Note: Advance stimulus payments already received are not taxable, and they do not reduce your refund when you file in 2021.

“This start date will ensure that people get their needed tax refunds quickly while also making sure they receive any remaining stimulus payments they are eligible for as quickly as possible,” the IRS commissioner, Charles Rettig, said in a statement.

This is the fifth time since 2007 that the IRS has delayed the start of tax season until February due to tax law changes made by Congress at the end of the year.

This year’s late start will also affect low-income taxpayers who qualify for the Earned Income Tax Credit or the Additional Child Tax Credit. By law, the IRS cannot issue refunds for these tax credits until mid-February, to give it time to check for fraudulent claims. The IRS plans to start sending out the EITC and ACTC refunds the first week of March.

This year, more than ever, it’s best to file your tax return electronically and use direct deposit for any refund. Simply put: Mailing paperwork in and getting a check mailed out is going to slow things down even more.

If you use a tax software company to file your return, you can file ahead of time, and your return will be automatically transmitted to the IRS starting February 12. To check the status of your refund, use the Where’s My Refund tool on the IRS website.

Despite the late start, the tax filing deadline has not changed; it’s still April 15.

Maybe You Can File for Free

You may qualify to do your return for free using the IRS Free File program, a partnership between the IRS and nine major tax software companies that provide their popular products for free to qualifying taxpayers—those with an adjusted gross income (or AGI) of $72,000 or less. You get free online preparation and filing of your federal return.

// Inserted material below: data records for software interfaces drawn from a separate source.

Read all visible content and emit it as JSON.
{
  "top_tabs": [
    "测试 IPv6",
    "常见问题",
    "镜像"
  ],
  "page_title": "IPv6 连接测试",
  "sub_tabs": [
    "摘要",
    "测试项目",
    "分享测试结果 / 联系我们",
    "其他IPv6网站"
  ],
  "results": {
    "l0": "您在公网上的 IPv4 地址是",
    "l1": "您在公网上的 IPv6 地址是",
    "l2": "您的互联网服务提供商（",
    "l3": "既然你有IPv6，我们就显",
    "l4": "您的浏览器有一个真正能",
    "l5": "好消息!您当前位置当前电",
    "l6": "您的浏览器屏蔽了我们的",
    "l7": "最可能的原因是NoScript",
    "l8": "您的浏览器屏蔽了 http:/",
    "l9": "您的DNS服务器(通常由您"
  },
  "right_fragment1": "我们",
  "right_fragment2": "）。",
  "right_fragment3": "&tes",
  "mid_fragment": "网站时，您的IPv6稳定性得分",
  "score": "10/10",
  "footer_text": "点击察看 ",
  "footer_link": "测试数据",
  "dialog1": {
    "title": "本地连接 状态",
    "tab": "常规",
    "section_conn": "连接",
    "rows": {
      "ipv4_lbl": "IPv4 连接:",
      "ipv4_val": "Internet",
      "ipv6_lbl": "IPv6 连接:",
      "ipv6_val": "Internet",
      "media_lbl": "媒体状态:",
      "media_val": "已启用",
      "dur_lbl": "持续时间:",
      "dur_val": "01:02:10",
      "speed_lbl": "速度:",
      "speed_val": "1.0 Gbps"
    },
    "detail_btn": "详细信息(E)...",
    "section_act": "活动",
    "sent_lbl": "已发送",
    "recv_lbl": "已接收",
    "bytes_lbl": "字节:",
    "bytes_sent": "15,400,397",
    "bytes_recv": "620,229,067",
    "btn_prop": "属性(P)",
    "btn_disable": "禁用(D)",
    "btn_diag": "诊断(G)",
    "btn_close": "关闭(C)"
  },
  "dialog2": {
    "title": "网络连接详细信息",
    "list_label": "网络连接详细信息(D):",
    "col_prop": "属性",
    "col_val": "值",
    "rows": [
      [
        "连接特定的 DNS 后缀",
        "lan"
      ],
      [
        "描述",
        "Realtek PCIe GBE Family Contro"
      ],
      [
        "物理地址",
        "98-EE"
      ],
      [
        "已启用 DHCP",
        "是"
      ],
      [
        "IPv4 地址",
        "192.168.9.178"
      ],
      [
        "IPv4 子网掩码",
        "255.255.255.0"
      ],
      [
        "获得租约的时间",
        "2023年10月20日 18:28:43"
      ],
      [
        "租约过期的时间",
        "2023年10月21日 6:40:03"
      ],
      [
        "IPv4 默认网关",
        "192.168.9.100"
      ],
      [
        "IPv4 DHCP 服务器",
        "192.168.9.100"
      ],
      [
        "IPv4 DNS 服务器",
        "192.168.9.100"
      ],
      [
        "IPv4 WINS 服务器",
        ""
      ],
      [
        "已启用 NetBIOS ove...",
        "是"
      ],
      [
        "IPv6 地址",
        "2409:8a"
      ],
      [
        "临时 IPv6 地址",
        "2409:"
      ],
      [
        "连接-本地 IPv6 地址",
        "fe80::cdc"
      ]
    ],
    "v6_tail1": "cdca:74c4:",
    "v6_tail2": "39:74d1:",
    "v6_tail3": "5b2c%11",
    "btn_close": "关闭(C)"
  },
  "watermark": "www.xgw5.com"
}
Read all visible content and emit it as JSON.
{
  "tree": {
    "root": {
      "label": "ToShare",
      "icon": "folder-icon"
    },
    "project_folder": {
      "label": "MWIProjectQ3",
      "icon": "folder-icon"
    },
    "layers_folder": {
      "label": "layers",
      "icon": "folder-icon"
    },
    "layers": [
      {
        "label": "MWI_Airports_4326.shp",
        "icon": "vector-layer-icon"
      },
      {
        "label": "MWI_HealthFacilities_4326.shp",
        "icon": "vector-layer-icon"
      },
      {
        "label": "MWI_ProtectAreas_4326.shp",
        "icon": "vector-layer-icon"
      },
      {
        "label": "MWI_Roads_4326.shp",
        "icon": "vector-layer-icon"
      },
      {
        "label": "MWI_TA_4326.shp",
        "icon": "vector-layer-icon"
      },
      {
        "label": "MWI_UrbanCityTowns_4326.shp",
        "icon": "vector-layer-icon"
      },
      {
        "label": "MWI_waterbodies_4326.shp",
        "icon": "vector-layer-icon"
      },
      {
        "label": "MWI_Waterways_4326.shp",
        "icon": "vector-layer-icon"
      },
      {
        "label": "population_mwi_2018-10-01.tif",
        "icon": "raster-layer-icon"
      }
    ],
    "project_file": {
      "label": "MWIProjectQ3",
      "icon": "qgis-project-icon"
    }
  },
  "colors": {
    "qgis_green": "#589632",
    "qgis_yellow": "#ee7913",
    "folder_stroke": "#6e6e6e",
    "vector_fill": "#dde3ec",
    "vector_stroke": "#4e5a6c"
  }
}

There may be a fee for state returns.

The IRS Free File online look-up tool can help you quickly sort through the nine Free File offers to find the ones that best meet your needs.

Tip: It’s best to use the Free File portal on the IRS website to compare Free File options. This is much safer than searching online for something like “file my taxes for free.” Companies taking part in the Free File program must follow these rules:

  • Fees to file your federal return are prohibited: No participant in the Free File program will charge you anything to file your federal tax return. You will not be asked to buy any products or services (for example, promotional rebates) in exchange for having your federal tax return prepared by the Free File program participant.
  • Bank products with fees are not a part of Free File: Companies offering this service cannot offer you bank products that often carry product fees, such as refund anticipation loans.
  • Free File companies guarantee the accuracy of their calculations: You can pursue any accuracy concerns directly with the company that prepared your return.
  • Help is available if you need it: If you need help when you’re doing your taxes on a company’s IRS Free File site, you may refer to the company’s free customer service options.


Contributing editor Herb Weisbaum (“The ConsumerMan”) is an Emmy award-winning broadcaster and one of America's top consumer experts. He is also the consumer reporter for KOMO radio in Seattle. You can also find him on Facebook, Twitter, and at